Interface dataset entries
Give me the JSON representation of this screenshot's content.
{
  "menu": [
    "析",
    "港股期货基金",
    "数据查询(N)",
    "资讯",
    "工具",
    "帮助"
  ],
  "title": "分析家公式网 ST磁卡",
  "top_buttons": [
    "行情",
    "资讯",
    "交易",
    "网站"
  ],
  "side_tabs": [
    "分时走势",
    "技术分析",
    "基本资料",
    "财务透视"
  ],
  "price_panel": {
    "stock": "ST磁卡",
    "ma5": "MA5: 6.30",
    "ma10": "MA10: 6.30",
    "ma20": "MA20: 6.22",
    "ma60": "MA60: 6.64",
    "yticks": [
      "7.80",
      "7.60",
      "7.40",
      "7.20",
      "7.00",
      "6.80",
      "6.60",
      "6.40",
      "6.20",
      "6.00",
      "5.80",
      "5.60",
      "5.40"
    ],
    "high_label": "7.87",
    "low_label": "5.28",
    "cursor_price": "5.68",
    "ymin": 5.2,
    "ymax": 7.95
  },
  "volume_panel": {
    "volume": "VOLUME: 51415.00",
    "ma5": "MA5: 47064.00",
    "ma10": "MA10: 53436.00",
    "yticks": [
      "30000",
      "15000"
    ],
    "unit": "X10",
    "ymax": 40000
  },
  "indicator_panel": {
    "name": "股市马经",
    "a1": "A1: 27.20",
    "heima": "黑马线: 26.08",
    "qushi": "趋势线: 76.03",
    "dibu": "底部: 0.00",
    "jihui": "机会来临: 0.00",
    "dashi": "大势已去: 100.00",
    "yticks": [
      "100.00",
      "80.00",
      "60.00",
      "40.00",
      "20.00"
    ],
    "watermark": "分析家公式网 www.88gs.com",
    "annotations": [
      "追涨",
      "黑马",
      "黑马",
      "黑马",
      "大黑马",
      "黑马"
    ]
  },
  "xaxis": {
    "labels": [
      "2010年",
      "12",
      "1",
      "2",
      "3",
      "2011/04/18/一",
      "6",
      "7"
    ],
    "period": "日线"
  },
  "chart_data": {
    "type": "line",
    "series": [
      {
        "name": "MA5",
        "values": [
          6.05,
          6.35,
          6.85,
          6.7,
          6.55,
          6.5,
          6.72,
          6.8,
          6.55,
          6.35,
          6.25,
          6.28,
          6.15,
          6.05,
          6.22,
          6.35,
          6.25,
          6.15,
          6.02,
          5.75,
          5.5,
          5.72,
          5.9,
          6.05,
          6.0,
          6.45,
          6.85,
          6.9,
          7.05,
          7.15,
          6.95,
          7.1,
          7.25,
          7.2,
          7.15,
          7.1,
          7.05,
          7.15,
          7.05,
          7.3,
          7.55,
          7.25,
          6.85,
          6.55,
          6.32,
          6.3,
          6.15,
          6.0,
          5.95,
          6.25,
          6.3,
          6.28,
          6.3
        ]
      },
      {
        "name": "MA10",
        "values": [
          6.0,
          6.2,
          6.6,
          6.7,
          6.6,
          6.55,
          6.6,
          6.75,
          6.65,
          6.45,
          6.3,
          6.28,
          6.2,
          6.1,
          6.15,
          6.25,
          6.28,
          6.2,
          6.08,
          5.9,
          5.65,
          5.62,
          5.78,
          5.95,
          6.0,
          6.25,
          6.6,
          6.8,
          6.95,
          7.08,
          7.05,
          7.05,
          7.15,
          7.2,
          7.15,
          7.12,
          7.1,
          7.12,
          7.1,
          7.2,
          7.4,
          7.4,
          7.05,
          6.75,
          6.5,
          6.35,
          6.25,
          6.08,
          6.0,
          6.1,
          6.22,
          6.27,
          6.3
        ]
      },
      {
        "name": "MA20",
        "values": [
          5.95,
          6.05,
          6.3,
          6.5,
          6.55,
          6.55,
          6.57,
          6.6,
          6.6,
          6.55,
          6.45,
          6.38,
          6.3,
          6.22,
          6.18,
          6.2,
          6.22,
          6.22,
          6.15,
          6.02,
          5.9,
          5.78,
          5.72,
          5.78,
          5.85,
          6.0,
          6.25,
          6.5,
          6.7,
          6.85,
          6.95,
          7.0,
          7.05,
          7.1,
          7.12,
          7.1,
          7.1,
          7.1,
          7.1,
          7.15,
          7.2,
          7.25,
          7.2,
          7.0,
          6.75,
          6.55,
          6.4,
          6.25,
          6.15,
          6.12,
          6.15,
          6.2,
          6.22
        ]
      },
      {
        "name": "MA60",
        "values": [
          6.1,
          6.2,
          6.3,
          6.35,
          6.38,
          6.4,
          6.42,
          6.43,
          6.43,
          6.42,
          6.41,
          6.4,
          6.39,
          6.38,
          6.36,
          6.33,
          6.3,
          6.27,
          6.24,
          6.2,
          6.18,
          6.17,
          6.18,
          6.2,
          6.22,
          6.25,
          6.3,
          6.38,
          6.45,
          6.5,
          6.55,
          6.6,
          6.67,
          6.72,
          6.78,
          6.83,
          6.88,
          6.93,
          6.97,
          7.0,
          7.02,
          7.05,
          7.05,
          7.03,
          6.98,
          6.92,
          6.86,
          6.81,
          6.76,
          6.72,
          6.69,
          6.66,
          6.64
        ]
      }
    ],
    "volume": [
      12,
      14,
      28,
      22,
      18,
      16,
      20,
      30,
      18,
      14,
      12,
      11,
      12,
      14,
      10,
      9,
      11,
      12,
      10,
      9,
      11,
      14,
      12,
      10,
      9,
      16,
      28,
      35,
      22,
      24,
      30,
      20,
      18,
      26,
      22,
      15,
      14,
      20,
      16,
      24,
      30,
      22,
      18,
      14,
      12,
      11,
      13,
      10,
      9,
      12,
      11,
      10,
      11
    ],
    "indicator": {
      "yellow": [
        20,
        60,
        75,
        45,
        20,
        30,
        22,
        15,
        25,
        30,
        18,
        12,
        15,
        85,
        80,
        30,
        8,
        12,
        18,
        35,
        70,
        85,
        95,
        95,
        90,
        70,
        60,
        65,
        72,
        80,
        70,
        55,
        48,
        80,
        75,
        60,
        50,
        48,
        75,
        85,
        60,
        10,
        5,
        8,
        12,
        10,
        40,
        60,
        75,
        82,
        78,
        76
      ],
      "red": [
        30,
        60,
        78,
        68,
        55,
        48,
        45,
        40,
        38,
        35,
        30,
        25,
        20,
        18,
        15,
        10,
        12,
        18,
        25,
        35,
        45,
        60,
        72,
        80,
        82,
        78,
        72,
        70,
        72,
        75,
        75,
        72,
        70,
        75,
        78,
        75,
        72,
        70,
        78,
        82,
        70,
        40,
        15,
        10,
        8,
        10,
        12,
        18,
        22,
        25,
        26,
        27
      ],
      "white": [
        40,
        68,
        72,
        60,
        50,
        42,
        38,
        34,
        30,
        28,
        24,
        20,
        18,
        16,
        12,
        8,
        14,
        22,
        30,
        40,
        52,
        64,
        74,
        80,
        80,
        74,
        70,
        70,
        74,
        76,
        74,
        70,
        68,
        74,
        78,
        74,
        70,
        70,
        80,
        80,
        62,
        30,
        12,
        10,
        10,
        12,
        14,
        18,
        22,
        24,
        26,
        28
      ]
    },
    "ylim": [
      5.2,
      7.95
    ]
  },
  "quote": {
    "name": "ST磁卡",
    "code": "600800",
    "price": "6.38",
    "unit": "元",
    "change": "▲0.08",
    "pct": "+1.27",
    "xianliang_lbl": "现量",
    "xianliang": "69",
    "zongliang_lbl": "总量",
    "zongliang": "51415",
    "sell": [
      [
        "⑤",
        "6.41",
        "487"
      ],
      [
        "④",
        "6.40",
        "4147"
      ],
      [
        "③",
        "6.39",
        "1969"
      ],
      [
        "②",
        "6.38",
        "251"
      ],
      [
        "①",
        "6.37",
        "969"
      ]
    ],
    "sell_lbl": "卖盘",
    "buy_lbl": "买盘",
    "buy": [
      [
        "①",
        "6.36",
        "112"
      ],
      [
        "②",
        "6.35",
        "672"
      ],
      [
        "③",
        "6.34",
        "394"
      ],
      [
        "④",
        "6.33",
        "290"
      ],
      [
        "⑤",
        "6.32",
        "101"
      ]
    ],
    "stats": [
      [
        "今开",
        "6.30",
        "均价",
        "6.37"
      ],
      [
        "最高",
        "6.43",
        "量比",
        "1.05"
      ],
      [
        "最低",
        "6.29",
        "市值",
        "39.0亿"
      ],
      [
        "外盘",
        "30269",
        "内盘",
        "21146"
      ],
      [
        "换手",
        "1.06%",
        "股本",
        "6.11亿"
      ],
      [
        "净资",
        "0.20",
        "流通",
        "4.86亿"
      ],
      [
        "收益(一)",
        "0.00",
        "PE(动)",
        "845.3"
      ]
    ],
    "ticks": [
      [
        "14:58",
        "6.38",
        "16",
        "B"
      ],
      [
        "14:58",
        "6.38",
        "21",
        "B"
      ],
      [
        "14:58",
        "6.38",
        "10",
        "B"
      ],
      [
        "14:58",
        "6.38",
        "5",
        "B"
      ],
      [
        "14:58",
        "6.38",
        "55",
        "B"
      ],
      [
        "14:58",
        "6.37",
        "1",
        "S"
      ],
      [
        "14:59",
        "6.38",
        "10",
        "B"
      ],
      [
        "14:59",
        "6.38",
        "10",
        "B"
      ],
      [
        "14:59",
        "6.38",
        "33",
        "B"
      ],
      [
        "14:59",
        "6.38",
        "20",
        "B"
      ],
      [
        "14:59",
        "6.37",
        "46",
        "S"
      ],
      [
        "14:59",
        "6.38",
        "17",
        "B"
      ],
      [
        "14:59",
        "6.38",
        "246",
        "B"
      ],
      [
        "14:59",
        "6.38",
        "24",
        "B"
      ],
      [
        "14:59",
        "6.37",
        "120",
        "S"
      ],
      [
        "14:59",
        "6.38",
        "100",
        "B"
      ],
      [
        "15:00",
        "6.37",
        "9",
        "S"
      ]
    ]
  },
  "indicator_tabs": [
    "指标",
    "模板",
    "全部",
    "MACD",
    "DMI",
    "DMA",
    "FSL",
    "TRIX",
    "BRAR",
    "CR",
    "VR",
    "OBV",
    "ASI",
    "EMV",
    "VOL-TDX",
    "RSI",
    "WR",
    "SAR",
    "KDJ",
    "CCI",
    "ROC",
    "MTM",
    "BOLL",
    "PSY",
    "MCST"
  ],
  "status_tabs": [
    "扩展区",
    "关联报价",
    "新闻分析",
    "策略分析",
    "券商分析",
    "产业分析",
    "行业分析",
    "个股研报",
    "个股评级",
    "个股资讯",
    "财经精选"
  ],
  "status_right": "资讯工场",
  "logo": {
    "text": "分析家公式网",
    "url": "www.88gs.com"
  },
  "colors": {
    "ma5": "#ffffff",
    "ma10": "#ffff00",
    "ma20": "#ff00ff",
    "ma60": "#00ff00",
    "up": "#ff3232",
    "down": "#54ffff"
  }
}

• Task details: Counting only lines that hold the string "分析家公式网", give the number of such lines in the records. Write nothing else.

• Exercise output: 3